We also answered questions from the community during a town hall event at noon on Friday, Jan. 21. The event is archived and I’d encourage you to watch it.
I also want to take a moment to address a few of the most common questions that I continue to hear as we talk about the semester.
Q. What is the campus testing plan?
This semester, in response to the omicron variant of COVID-19, UW–Madison is offering a greater variety and a larger quantity of tests than last semester, at no cost to students and employees. We are maintaining our previous capacity of 5,000 PCR tests per week. In addition, we have received delivery of a significant quantity of antigen tests which will allow us to provide them to students for recommended testing prior to the beginning of the semester.
Beginning on January 25 (the first day of instruction), we plan to begin distribution of antigen tests to individual faculty and staff as well who are experiencing symptoms or who may have been exposed to infection. We are continually working with multiple suppliers to expand our supply in this period of higher viral spread and public demand for tests.
Q. Why will campus have a single testing site? And why use antigen tests?
Consolidating at one testing site allows us to utilize PCR capacity and staff more efficiently. Like all organizations, we are facing some staff shortages.
Antigen take-home kits provide added convenience because they can be picked up and used when needed. Most antigen testing provides results within 15 minutes. This type of test is useful for quickly detecting current infections and containing the spread of disease.
We need everyone’s cooperation in using campus testing resources responsibly. We encourage everyone to take advantage of the growing number of off-campus antigen testing resources, including four free kits offered by Covidtests.gov and up to eight free kits per person per month covered by health insurance. And if you are using campus PCR testing, avoid no-shows or last-minute cancellations.

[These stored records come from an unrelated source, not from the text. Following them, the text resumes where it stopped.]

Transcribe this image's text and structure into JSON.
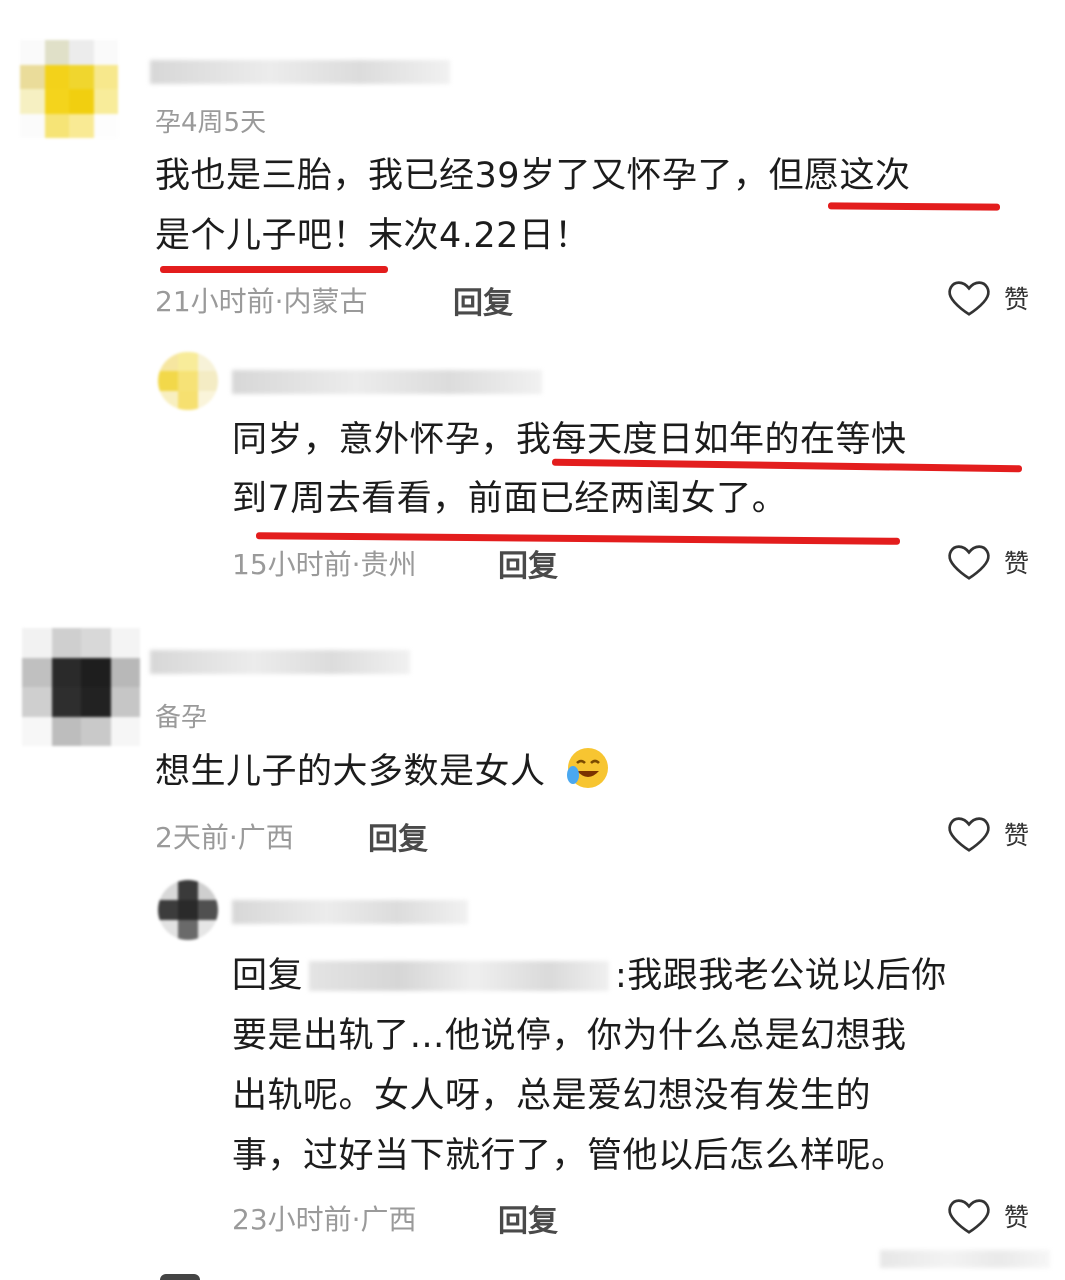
{
  "comments": [
    {
      "tag": "孕4周5天",
      "text_line1": "我也是三胎，我已经39岁了又怀孕了，但愿这次",
      "text_line2": "是个儿子吧！末次4.22日！",
      "meta": "21小时前·内蒙古",
      "reply_label": "回复",
      "like_label": "赞",
      "avatar_color": "#f2d21a"
    },
    {
      "text_line1": "同岁，意外怀孕，我每天度日如年的在等快",
      "text_line2": "到7周去看看，前面已经两闺女了。",
      "meta": "15小时前·贵州",
      "reply_label": "回复",
      "like_label": "赞",
      "avatar_color": "#f5df80"
    },
    {
      "tag": "备孕",
      "text": "想生儿子的大多数是女人",
      "emoji": "crying-laughing-emoji",
      "meta": "2天前·广西",
      "reply_label": "回复",
      "like_label": "赞",
      "avatar_color": "#222222"
    },
    {
      "reply_prefix": "回复",
      "reply_suffix": ":我跟我老公说以后你",
      "text_line2": "要是出轨了…他说停，你为什么总是幻想我",
      "text_line3": "出轨呢。女人呀，总是爱幻想没有发生的",
      "text_line4": "事，过好当下就行了，管他以后怎么样呢。",
      "meta": "23小时前·广西",
      "reply_label": "回复",
      "like_label": "赞",
      "avatar_color": "#333333"
    }
  ],
  "colors": {
    "highlight_underline": "#e31d1d",
    "meta_text": "#9a9a9a"
  }
}
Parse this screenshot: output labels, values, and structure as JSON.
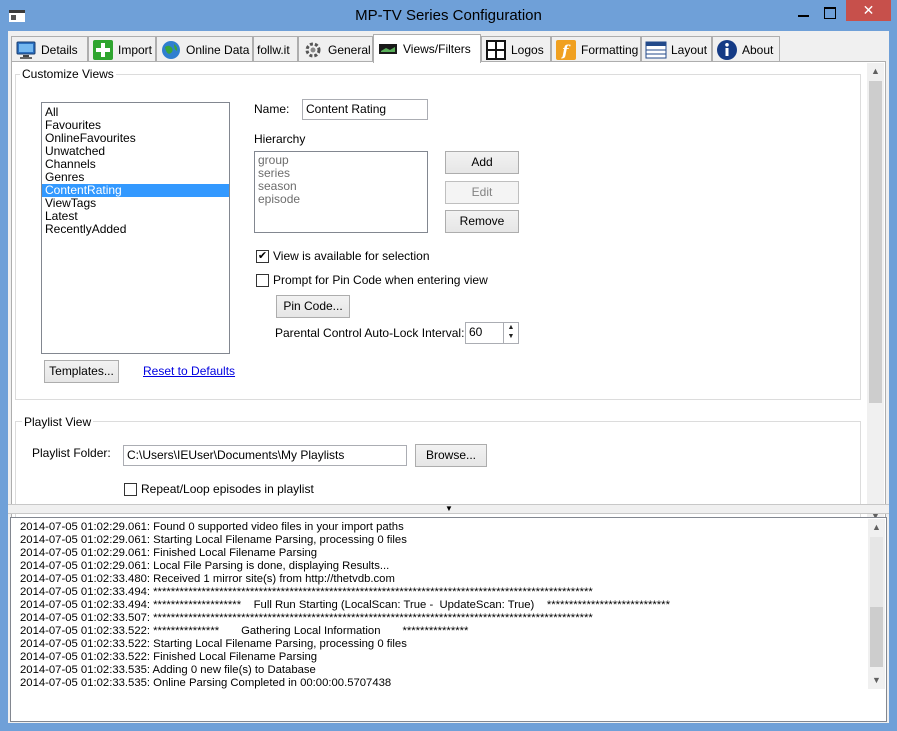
{
  "window": {
    "title": "MP-TV Series Configuration",
    "close_glyph": "✕"
  },
  "tabs": [
    {
      "label": "Details",
      "icon": "monitor-icon"
    },
    {
      "label": "Import",
      "icon": "plus-icon"
    },
    {
      "label": "Online Data",
      "icon": "globe-icon"
    },
    {
      "label": "follw.it",
      "icon": ""
    },
    {
      "label": "General",
      "icon": "gear-icon"
    },
    {
      "label": "Views/Filters",
      "icon": "screen-icon",
      "active": true
    },
    {
      "label": "Logos",
      "icon": "grid-icon"
    },
    {
      "label": "Formatting",
      "icon": "function-icon"
    },
    {
      "label": "Layout",
      "icon": "table-icon"
    },
    {
      "label": "About",
      "icon": "info-icon"
    }
  ],
  "customize_views": {
    "group_label": "Customize Views",
    "views": [
      "All",
      "Favourites",
      "OnlineFavourites",
      "Unwatched",
      "Channels",
      "Genres",
      "ContentRating",
      "ViewTags",
      "Latest",
      "RecentlyAdded"
    ],
    "selected_view": "ContentRating",
    "name_label": "Name:",
    "name_value": "Content Rating",
    "hierarchy_label": "Hierarchy",
    "hierarchy_items": [
      "group",
      "series",
      "season",
      "episode"
    ],
    "add_label": "Add",
    "edit_label": "Edit",
    "remove_label": "Remove",
    "available_label": "View is available for selection",
    "available_checked": true,
    "pin_prompt_label": "Prompt for Pin Code when entering view",
    "pin_prompt_checked": false,
    "pin_code_label": "Pin Code...",
    "autolock_label": "Parental Control Auto-Lock Interval:",
    "autolock_value": "60",
    "templates_label": "Templates...",
    "reset_label": "Reset to Defaults"
  },
  "playlist_view": {
    "group_label": "Playlist View",
    "folder_label": "Playlist Folder:",
    "folder_value": "C:\\Users\\IEUser\\Documents\\My Playlists",
    "browse_label": "Browse...",
    "repeat_label": "Repeat/Loop episodes in playlist",
    "repeat_checked": false
  },
  "log": [
    "2014-07-05 01:02:29.061: Found 0 supported video files in your import paths",
    "2014-07-05 01:02:29.061: Starting Local Filename Parsing, processing 0 files",
    "2014-07-05 01:02:29.061: Finished Local Filename Parsing",
    "2014-07-05 01:02:29.061: Local File Parsing is done, displaying Results...",
    "2014-07-05 01:02:33.480: Received 1 mirror site(s) from http://thetvdb.com",
    "2014-07-05 01:02:33.494: ****************************************************************************************************",
    "2014-07-05 01:02:33.494: ********************    Full Run Starting (LocalScan: True -  UpdateScan: True)    ****************************",
    "2014-07-05 01:02:33.507: ****************************************************************************************************",
    "2014-07-05 01:02:33.522: ***************       Gathering Local Information       ***************",
    "2014-07-05 01:02:33.522: Starting Local Filename Parsing, processing 0 files",
    "2014-07-05 01:02:33.522: Finished Local Filename Parsing",
    "2014-07-05 01:02:33.535: Adding 0 new file(s) to Database",
    "2014-07-05 01:02:33.535: Online Parsing Completed in 00:00:00.5707438"
  ]
}
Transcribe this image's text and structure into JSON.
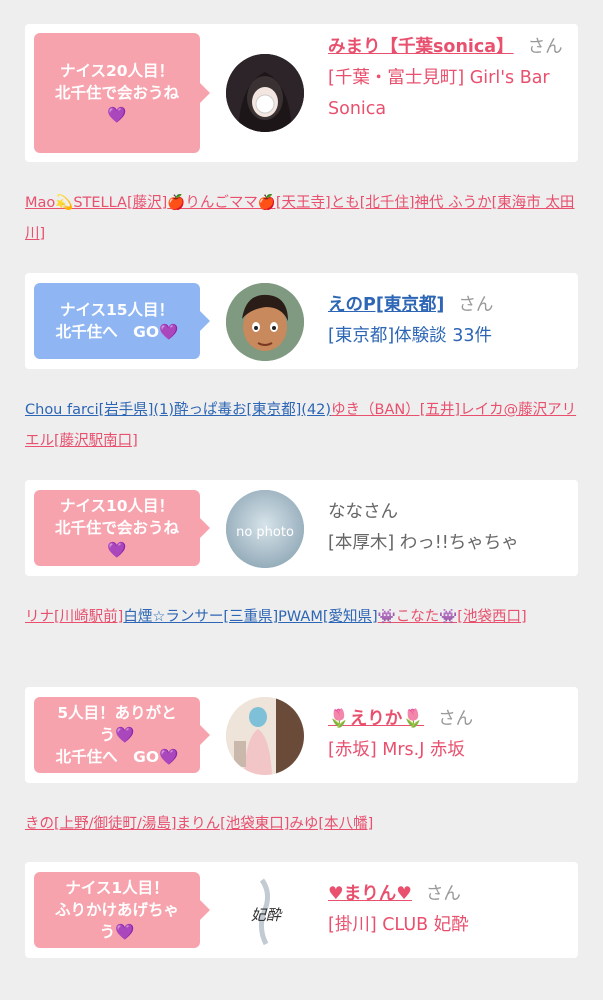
{
  "cards": [
    {
      "bubble": [
        "ナイス20人目！",
        "北千住で会おうね",
        "💜"
      ],
      "name": "みまり【千葉sonica】",
      "san": "さん",
      "sub": "[千葉・富士見町] Girl's Bar Sonica",
      "avatar": "girl-photo"
    },
    {
      "bubble": [
        "ナイス15人目！",
        "北千住へ　GO💜"
      ],
      "name": "えのP[東京都]",
      "san": "さん",
      "sub": "[東京都]体験談 33件",
      "avatar": "cartoon-man"
    },
    {
      "bubble": [
        "ナイス10人目！",
        "北千住で会おうね",
        "💜"
      ],
      "name": "ななさん",
      "san": "",
      "sub": "[本厚木] わっ!!ちゃちゃ",
      "avatar": "no photo"
    },
    {
      "bubble": [
        "5人目！ありがと",
        "う💜",
        "北千住へ　GO💜"
      ],
      "name": "🌷えりか🌷",
      "san": "さん",
      "sub": "[赤坂] Mrs.J 赤坂",
      "avatar": "woman-photo"
    },
    {
      "bubble": [
        "ナイス1人目！",
        "ふりかけあげちゃ",
        "う💜"
      ],
      "name": "♥まりん♥",
      "san": "さん",
      "sub": "[掛川] CLUB 妃酔",
      "avatar": "妃酔"
    }
  ],
  "link_rows": [
    [
      {
        "t": "Mao💫STELLA[藤沢]",
        "c": "p"
      },
      {
        "t": "🍎りんごママ🍎[天王寺]",
        "c": "p"
      },
      {
        "t": "とも[北千住]",
        "c": "p"
      },
      {
        "t": "神代 ふうか[東海市 太田川]",
        "c": "p"
      }
    ],
    [
      {
        "t": "Chou farci[岩手県](1)",
        "c": "b"
      },
      {
        "t": "酔っぱ毒お[東京都](42)",
        "c": "b"
      },
      {
        "t": "ゆき（BAN）[五井]",
        "c": "p"
      },
      {
        "t": "レイカ@藤沢アリエル[藤沢駅南口]",
        "c": "p"
      }
    ],
    [
      {
        "t": "リナ[川崎駅前]",
        "c": "p"
      },
      {
        "t": "白煙☆ランサー[三重県]",
        "c": "b"
      },
      {
        "t": "PWAM[愛知県]",
        "c": "b"
      },
      {
        "t": "👾こなた👾[池袋西口]",
        "c": "p"
      }
    ],
    [
      {
        "t": "きの[上野/御徒町/湯島]",
        "c": "p"
      },
      {
        "t": "まりん[池袋東口]",
        "c": "p"
      },
      {
        "t": "みゆ[本八幡]",
        "c": "p"
      }
    ]
  ]
}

Q. Can instructors shift courses online?
Instructors have received additional instructions from the Provost’s Office encouraging them to take another look at attendance policies in anticipation of the potential for more frequent student absences, particularly early in the semester, making course materials and assignments easily accessible to students who may need to miss class due to quarantine, isolation or other illness and thinking about the best types of exams and assessments.
Instructors are expected to teach course sections, including lectures, discussions and labs, in the modality indicated in the class schedule. View this guidance for situations when an instructor or multiple students in a course will be absent.
Q. Is campus requiring a certain type of mask?
Masks continue to provide important protection, including against the omicron variant. Given the high transmissibility of the omicron variant, a well-fitting mask is more important than ever. In keeping with the most current CDC guidance, we encourage you to regularly check the fit of your masks and wear the most protective mask you can that fits you well.
University policy does not require a specific type of mask, because fit and other factors that are important in mask selection vary from person to person, but the university has purchased a large quantity of high-efficiency and surgical grade masks and are making these available at no cost to employees. Check with your department/center about mask distribution.